The Special Rapporteurs expressed concern that the European Commission was trying to move Europe’s borders to Libya. 'Libya simply cannot be regarded as a safe place to disembark and the EU policy is in denial of this fact', they said.
UN human rights experts reported in November 2017 of the widespread sale of migrants in Libya. They said that the Government of Libya must take urgent action to end the country’s trade in enslaved people.
An estimated 700,000 migrants were in Libya, a major transit country for those trying to reach Europe.In this report published in December 2017 Amnesty International said that in recent years, hundreds of thousands of refugees and migrants have braved the journey across Africa to Libya and often on to Europe. In response, the Libyan authorities have used mass indefinite detention as their primary migration management tool.
Regrettably, the European Union and Italy in particular, have decided to reinforce the capacity of Libyan authorities to intercept refugees and migrants at sea and transfer them to detention centres.
It was essential that the aims and nature of this co-operation be rethought; that the focus shift from preventing arrivals in Europe to protecting the rights of refugees and migrants.
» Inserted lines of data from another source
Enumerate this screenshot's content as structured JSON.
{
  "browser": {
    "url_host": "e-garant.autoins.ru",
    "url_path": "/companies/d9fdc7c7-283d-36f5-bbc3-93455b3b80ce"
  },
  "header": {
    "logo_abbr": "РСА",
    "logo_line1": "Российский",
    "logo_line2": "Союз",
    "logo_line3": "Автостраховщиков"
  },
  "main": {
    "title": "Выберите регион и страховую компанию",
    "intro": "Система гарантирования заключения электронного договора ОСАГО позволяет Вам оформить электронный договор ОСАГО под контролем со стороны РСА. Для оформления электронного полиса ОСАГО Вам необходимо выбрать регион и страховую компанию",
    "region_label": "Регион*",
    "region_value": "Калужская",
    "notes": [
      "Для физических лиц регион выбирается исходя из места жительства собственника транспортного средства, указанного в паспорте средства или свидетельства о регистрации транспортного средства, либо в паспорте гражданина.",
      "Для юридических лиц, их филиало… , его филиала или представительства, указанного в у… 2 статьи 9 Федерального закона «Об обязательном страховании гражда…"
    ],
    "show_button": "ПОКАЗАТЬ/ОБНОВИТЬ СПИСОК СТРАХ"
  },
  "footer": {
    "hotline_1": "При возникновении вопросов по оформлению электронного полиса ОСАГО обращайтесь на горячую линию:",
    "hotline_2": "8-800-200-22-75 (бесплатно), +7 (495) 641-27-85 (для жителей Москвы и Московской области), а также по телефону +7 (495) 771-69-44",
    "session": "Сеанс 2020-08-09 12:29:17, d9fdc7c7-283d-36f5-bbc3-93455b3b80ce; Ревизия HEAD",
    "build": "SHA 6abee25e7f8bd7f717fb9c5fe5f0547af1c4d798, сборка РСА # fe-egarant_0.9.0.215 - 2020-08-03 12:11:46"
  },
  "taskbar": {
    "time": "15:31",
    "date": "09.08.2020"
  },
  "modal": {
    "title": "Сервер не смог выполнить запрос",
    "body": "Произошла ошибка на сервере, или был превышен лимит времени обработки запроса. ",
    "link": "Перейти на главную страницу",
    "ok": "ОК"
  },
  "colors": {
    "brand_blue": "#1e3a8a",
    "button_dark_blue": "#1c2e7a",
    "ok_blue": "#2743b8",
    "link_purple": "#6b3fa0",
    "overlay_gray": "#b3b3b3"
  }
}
|Subject Categories||Justice and Home Affairs|
|Countries / Regions||Eastern Europe, Europe, Northern Africa|